Whilst an employee is, during employment, subject to an implied duty of fidelity and that could include a contractual duty to answer questions honestly, there are limitations on the duty.

It is well known that the duty does not extend to a requirement that an employee report their own wrongdoing or that of fellow employees. In this case the duty did not include a duty to disclose details of an employee’s intention to lawfully compete in the future, i.e. after expiration of his covenants.

The weakness illustrated is that the employer cannot compel an employee to be wholly honest with it and in that event, cannot obtain the information it may need to take steps to protect itself from future competition.

Capita plc and another v Darch and others:

The Capita case involved former or departing employees setting up in competition with Capita, allegedly in breach of various contractual and other legal duties owed both during and after employment. In its application for injunctive relief, Capita faced the following problems:

  1. What constitutes company property?
  2. Breadth of drafting of post termination restrictions.

Capita had sought an order that named defendants forward to them copies of all emails that they had received into any personal email accounts from any Capita email account (including their own). This order was sought on the basis that the information contained in such emails were the property of Capita.

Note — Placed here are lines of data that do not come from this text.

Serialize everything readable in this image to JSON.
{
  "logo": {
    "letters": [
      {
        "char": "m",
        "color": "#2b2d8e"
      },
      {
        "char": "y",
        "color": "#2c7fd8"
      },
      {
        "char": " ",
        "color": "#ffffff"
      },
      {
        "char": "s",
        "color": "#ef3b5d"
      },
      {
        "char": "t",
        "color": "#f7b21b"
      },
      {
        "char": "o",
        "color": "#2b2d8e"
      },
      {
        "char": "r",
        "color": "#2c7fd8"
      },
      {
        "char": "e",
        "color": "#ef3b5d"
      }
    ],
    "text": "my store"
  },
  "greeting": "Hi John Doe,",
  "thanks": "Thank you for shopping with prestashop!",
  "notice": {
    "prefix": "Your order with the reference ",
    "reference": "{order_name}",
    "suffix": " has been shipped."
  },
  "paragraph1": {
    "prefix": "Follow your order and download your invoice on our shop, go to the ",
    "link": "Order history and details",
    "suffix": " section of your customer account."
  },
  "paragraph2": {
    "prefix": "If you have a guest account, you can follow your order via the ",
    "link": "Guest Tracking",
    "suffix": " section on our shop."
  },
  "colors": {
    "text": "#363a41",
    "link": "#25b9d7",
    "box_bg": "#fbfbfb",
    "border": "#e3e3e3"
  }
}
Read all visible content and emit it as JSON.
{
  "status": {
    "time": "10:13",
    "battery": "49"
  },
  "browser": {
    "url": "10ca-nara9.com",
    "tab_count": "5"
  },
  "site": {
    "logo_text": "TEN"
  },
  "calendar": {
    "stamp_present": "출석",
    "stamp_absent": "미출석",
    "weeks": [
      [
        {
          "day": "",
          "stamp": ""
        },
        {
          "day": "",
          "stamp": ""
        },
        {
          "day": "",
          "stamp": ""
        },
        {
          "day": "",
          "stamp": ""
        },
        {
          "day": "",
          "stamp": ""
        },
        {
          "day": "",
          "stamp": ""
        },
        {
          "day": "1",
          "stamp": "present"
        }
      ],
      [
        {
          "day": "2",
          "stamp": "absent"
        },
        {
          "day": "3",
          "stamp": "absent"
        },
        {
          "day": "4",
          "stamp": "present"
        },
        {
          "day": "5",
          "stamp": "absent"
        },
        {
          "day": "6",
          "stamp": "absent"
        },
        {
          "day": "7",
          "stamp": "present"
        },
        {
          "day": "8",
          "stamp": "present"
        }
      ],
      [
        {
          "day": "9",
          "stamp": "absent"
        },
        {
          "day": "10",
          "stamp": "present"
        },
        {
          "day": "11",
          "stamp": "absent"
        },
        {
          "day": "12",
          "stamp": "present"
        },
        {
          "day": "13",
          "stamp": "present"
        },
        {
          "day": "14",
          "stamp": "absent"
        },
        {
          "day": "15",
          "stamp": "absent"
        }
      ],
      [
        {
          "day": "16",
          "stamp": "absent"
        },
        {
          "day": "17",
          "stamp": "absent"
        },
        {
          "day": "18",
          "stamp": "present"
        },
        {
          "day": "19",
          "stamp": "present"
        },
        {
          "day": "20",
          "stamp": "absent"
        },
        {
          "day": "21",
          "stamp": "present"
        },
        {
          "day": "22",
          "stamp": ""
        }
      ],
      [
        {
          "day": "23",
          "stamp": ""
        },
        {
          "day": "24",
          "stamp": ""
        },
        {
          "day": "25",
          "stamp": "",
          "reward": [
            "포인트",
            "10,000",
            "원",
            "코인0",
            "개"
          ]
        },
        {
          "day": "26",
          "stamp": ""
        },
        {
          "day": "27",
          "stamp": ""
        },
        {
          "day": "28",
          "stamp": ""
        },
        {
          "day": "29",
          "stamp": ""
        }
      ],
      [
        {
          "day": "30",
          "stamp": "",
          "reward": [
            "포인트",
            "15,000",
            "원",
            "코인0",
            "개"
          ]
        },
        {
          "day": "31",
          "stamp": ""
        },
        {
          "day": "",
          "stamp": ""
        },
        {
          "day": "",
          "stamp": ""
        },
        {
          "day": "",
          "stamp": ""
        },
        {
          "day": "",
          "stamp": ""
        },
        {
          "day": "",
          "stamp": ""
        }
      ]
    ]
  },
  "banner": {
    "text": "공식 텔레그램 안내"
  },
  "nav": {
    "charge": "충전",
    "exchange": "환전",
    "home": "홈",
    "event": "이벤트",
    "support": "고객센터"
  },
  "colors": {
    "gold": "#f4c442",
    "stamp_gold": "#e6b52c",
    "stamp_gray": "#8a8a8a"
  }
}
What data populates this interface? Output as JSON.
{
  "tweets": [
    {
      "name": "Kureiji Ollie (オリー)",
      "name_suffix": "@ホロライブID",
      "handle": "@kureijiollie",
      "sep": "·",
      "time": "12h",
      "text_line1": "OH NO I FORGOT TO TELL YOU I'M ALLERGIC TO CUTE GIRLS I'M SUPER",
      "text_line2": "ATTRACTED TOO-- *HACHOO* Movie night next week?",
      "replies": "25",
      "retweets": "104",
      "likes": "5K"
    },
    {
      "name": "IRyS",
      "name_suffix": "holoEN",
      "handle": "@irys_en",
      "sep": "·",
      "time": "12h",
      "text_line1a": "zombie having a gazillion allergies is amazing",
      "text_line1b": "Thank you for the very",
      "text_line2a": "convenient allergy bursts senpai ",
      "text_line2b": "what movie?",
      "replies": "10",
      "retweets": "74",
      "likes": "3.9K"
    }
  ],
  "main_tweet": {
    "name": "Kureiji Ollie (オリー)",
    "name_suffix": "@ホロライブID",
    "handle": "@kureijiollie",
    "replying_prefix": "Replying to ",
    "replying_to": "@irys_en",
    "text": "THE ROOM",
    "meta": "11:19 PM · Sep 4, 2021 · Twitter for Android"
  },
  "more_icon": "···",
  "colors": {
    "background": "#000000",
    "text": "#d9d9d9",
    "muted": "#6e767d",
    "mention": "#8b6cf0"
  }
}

One of the reasons for refusal of the application was that information is not recognised by the law as “property” and that a purely proprietary claim to the content of the emails was misconceived.

It was noted that a principal is entitled to require production by an agent of documents relating to the affairs of the principal, but this was not the basis on which Capita requested the documents.

The weakness highlighted is that to ensure that company information is protected, specific contractual clauses need to be present, including an obligation that all company information within the control of the employee, wherever it is located, must be returned on termination of employment. An employer cannot compel return on the basis that information per se, constitutes company property.

The Capita case was also a reminder that post termination restrictions will only be enforceable if the employer has a legitimate proprietary interest that it is appropriate to protect and the protection sought is no more than is reasonable having regard to the interests of the parties and the public interest. The judge commented that in relation to a covenant that sought to prevent an employee solicitation of clients “about whom the employee becomes aware or is informed of” in the course of employment may be too wide. In relation to a covenant preventing poaching of employees, the judge was of the view that defining restricted employees as those “likely to be able to assist or benefit a business in or proposing to be in competition with the employer” would also be too wide.

The weakness illustrated is that post termination restrictive covenants need to be well thought out, appropriate to their context and enforceable at the time they are entered into. Too often, employers seek blanket restrictions in contracts which go beyond what is reasonable.

The cases also serve as reminders of the following:

  1. When alleging breach of a legal obligation against a former employee, it is for the employer to prove its case against the employee. Allegations and suspicions will not be sufficient to achieve this. Evidence is required.
  2. Making a decision to set up in competition or planning to do so, it not unlawful. Preparation for the purposes of competition which in itself, does not harm the employer may also be lawful, depending on the specific facts of each case.

In summary, an employer is not in a position of total control over the future actions of an employee. The baseline position is that there are surprisingly few limitations on departing employees in the absence of express and legally binding contractual provisions.